Missed a Part?
Whenever governments or other groups set out as a group to accomplish something, the challenge usually is not so much putting a policy in place and mobilizing resources as it is ensuring that what we do actually accomplishes the objective.
We work together in government and organized groups to accomplish what no one could do individually. What I’ve noticed as a participant in government and as an observer of group dynamics is that collective responses to situations are often vastly different from individual reactions. Sometimes that is for the better. Sometimes it’s worse.
A recent news report about the capsized ferry off the Korean peninsula, for example, reported the following details gleaned from the few survivors: Before hundreds of passengers (mostly high school students on a field trip) went missing—trapped in the sinking ship—and as the boat began to list, the captain and crew encouraged passengers to stay in place below deck rather than make their way to life rafts.
I have to believe the crew thought they were acting in the interest of the passengers; however, if these charges are proven true, the effect of their actions seems to have been just the opposite. Individual decisions (every man for himself) would likely have had a better outcome.
This seagoing tragedy reminds me of accounts of the horrific fire in Chicago at Our Lady of the Angels School in 1958. Ninety-two pupils and three nuns lost their lives in that blaze. The historical record suggests that when the danger became apparent, some of the nuns encouraged the children to sit at their desks or gather in a semicircle and pray rather than make an effort to find a way out.
Again, individual decisions would probably have been better.
But every man for himself has its disadvantages also. As I’ve studied occupant reactions to fires in nightclubs, for instance, I’ve studied cases where people were killed by stampeding crowds rather than by the fire itself.
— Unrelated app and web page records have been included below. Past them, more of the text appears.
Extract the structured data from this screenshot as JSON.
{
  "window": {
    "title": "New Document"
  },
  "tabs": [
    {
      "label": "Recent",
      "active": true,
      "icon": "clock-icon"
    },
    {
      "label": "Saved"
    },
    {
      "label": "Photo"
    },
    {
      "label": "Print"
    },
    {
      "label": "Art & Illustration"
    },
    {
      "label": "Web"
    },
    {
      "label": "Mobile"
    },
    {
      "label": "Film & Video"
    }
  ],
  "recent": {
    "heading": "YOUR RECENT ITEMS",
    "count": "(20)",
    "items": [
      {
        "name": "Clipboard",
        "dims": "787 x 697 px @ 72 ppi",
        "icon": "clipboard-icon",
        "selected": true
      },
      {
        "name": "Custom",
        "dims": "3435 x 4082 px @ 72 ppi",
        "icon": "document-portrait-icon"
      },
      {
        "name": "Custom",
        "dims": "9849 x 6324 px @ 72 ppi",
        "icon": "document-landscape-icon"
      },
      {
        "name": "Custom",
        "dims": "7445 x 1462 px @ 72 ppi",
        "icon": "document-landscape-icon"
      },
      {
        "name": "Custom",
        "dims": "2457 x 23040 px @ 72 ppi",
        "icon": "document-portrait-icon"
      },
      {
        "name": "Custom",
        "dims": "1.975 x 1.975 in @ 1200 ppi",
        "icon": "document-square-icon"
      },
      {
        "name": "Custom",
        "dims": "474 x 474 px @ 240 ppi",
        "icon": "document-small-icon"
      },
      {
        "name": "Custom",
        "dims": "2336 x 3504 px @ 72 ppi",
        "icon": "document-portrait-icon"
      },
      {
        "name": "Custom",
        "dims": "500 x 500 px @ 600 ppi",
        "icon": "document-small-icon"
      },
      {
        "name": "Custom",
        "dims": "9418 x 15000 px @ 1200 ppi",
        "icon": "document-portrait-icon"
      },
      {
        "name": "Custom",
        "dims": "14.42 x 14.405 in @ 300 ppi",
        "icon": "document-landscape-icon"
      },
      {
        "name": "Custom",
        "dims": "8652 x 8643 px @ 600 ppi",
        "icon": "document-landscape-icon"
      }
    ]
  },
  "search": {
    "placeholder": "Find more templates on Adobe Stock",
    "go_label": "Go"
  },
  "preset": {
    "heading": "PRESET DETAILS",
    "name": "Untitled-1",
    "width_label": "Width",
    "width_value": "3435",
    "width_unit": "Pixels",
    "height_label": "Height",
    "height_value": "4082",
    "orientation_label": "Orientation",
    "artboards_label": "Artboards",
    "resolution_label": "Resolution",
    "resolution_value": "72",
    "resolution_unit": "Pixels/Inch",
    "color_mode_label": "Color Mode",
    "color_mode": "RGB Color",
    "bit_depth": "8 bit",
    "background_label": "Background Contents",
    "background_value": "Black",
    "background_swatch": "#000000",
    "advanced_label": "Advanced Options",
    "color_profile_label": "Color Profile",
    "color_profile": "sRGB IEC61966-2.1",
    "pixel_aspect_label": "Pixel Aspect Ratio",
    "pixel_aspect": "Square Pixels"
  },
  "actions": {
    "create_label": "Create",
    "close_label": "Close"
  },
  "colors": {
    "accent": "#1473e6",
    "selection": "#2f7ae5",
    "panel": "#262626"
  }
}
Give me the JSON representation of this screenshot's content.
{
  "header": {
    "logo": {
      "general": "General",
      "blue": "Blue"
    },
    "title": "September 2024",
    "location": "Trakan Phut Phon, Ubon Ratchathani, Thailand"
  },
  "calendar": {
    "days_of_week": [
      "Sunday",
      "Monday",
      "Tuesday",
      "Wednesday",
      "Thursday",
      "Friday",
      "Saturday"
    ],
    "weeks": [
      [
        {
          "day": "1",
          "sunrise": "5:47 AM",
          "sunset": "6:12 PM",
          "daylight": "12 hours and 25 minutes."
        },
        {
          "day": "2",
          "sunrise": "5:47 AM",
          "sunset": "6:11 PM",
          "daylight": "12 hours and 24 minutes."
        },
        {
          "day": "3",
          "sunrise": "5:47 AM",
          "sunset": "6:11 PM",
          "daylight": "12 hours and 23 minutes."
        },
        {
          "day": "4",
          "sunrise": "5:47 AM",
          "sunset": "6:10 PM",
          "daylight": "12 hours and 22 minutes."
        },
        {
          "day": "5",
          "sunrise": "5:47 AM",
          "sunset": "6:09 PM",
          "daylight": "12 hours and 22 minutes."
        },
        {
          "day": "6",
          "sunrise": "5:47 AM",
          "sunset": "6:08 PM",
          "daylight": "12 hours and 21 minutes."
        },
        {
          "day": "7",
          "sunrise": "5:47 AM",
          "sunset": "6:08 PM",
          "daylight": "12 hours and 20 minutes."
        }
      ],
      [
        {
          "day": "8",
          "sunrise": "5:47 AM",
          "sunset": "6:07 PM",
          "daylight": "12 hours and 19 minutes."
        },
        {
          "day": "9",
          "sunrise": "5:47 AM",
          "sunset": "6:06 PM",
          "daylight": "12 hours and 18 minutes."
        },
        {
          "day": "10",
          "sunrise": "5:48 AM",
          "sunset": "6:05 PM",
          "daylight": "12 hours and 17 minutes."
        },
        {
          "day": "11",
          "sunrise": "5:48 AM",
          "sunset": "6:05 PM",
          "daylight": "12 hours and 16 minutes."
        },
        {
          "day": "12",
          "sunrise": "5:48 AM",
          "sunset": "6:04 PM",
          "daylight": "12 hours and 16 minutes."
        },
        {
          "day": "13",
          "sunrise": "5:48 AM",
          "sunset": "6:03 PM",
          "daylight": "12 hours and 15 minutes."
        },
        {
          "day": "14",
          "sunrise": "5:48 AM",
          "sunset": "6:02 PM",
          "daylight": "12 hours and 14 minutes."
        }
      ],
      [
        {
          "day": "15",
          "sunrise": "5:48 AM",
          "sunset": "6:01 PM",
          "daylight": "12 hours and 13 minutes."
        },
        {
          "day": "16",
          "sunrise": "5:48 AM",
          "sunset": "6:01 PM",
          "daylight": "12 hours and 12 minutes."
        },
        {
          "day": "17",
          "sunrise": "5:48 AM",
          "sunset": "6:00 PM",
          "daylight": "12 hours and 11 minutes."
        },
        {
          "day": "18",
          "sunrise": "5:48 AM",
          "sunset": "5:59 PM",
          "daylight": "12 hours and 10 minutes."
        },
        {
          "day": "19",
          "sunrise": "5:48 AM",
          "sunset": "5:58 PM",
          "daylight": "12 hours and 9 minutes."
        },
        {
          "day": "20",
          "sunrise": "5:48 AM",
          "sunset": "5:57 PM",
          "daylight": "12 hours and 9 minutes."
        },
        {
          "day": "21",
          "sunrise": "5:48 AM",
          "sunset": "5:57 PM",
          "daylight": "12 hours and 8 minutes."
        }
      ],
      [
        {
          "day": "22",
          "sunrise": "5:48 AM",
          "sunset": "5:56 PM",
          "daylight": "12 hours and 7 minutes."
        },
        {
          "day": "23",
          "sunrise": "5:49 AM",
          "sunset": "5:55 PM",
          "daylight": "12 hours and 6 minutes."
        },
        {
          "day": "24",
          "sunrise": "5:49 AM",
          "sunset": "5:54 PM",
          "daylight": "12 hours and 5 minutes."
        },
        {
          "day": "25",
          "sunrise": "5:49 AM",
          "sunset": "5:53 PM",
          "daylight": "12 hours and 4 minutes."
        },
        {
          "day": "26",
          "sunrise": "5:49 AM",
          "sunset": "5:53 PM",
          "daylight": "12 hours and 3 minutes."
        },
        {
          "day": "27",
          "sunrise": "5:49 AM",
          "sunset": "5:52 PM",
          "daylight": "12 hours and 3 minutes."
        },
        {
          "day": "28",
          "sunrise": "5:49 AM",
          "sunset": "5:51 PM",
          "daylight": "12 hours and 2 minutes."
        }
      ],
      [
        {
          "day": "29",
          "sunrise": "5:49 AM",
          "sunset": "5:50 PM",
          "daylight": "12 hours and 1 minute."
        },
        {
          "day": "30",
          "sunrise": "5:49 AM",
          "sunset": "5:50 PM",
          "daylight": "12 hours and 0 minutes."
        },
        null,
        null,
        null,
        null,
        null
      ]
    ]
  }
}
Investigations of what happened in other nightclub fires (which to this day happen all too frequently) show that, left to their own devices, people sometimes die while holding back—hesitant to rush to safety. The thinking is that some are paralyzed, waiting to see what others will do, possibly out of a desire to avoid embarrassment.
The common thread here is that getting it wrong can have devastating consequences. And the best-meaning individual and public responses to danger don’t always improve things. These same observations apply in many ways to finance and public policy, as well. Sometimes the outcome is mixed, like the emotions of the man in the fable told to fill his pockets with rocks, only to find them later transformed into jewels. Our fable protagonist was happy for all those jewels but sad he had not stuffed even more rocks into his pockets.
Indeed, policies enacted by Utah’s legislature affect not just the health of our communities and public coffers; they drill down deep into the physical and financial well being of every business and individual in Utah. Some of the impact is easy to trace. Other levers are pulled from behind a curtain we cannot easily penetrate. The more we pay attention, however, and the more we communicate with our public officials, the better our chances of influencing policy for the common good.
When we’ve done that, what is left is to watch closely to make sure that newly enacted policies achieve the intended results.
So watch closely; see whether the changes we made in 2014 are on target. For, as my colleague still reminds me, acting together in an effort to improve things, we must—
“First, do no harm!”